With a ground-floor extension, a loft conversion and a full house renovation under her (tool)belt, writer Tracey Petherick has picked up a few tips on how to survive a build. In part one of our three-part series, she talks neighbours, dust, timeframes and instincts.

Finished GF side return extension in Islington

 

Speak to your neighbours                                                            

The first house we renovated flanked a row of terraces so we had an especially high number of neighbours to annoy. Foolishly, we didn’t make contact with any of them before the work started. This resulted in my husband being ambushed one morning by not one but three angry neighbours, protesting about the X-rated language coming from our scaffolders at 7am on a Sunday. Fair enough.

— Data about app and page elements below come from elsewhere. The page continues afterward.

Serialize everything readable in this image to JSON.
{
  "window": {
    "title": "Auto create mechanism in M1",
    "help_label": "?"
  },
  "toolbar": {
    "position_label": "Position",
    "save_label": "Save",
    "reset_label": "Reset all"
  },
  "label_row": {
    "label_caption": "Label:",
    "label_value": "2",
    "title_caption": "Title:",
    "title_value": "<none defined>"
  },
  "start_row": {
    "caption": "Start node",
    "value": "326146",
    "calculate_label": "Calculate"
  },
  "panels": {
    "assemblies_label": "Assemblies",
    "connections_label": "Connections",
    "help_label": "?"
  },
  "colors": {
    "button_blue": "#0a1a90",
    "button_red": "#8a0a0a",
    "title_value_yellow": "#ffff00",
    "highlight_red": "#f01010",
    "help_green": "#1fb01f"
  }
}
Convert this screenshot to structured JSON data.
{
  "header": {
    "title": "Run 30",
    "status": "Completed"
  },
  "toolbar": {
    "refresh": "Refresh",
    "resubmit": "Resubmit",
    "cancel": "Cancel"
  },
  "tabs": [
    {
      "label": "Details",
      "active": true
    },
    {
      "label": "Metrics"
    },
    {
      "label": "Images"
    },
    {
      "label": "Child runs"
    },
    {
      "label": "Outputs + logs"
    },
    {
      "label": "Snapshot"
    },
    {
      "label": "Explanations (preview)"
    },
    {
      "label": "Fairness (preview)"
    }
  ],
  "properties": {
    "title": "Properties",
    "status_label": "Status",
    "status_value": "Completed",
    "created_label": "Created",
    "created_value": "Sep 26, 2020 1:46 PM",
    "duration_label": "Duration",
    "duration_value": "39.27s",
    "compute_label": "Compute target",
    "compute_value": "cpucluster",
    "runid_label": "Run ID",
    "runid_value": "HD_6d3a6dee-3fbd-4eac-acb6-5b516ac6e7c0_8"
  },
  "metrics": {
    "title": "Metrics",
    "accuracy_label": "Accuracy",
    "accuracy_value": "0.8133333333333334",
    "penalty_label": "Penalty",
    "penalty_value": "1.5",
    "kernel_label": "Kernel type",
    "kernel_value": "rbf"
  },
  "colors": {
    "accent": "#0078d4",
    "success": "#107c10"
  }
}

Second time around we were savvy. We chatted to all the neighbours and exchanged phone numbers so we could contact them easily if something came up. We’re yet to find out just how annoyed they’ve been by the skip deliveries and shredded grass verges, but no one has complained yet…

Scaffolding tower ready for work to commence on a jardinaire installation, Islington

 

To move out – or not                                                                                                                                                               

When we were planning our first loft conversion, I read somewhere that it would be madness to live in a house while the work was taking place. Dust, dust and more dust. Unimaginable dust, apparently. And noise. And workmen traipsing through your home. And did I mention the dust? In reality, 75% of our loft conversion was completed before the builders needed to “break through”. So all that dust (and noise and workmen) was contained in the enclosed space above us, making the whole process surprisingly trouble-free.

Of course, in most renovations the work isn’t neatly tucked away. By moving out you’ll be giving your builders the space do the work in the most logical and efficient way. They don’t need to clean up for you every evening, and they can leave tools and materials out, ready to pick up again the next morning. All of which reduces the time and cost of the project.

Talk to your project manager in advance about expected levels of disruption so that you can make an informed decision about moving out.

Work underway on a GF extension where party wall awards were needed on both sides

 

Working to a realistic timeframe                                                                                                  

It’s incredible how long it can take to organise the admin around a renovation. Factors like planning permissions and party wall agreements can take months to get sorted, especially if you don’t have a project manager chivvying things along. It gets even more frustrating if, for example, your amenable neighbours turn out to have a chartered surveyor for a son. Then you might suddenly find yourself delayed by a month while a structural engineer provides technical drawings of a seemingly unnecessary retaining wall. It happens. To me. Ask your project manager for a realistic timeframe. They can expedite the admin process and should be able to give you an accurate estimate for how long the whole job will take – especially important if you are renting while your renovation is done.

Planning docs and structural drawings on site in the contractors shed on site in Islington

 

Trust your instincts        

My builder, my husband and I had a long conversation about the positioning of a triple light switch outside the cloakroom door. I wanted the cloakroom light to be the switch closest to the door. The men decided (for spurious reasons that I won’t go in to now) that it should be the one furthest away. I spent the next six years watching people who needed the loo flick each switch in turn before discovering the one that turned the cloakroom light on. No, I’m not bitter. Not much. At least I now know that an interior designer or project manager could have helped us to get these decisions right.

If you really like a particular style, colour or feature, have the confidence to go for it. Equally, if something is suggested that really doesn’t work for you, don’t be afraid to put your foot down. Professional advice and opinion is important but it’s your home, so trust your own instincts. And remember, when it comes to creativity, a good interior designer or project manager will embrace – and enhance – your style and ideas.

finished bathroom by APM in Islington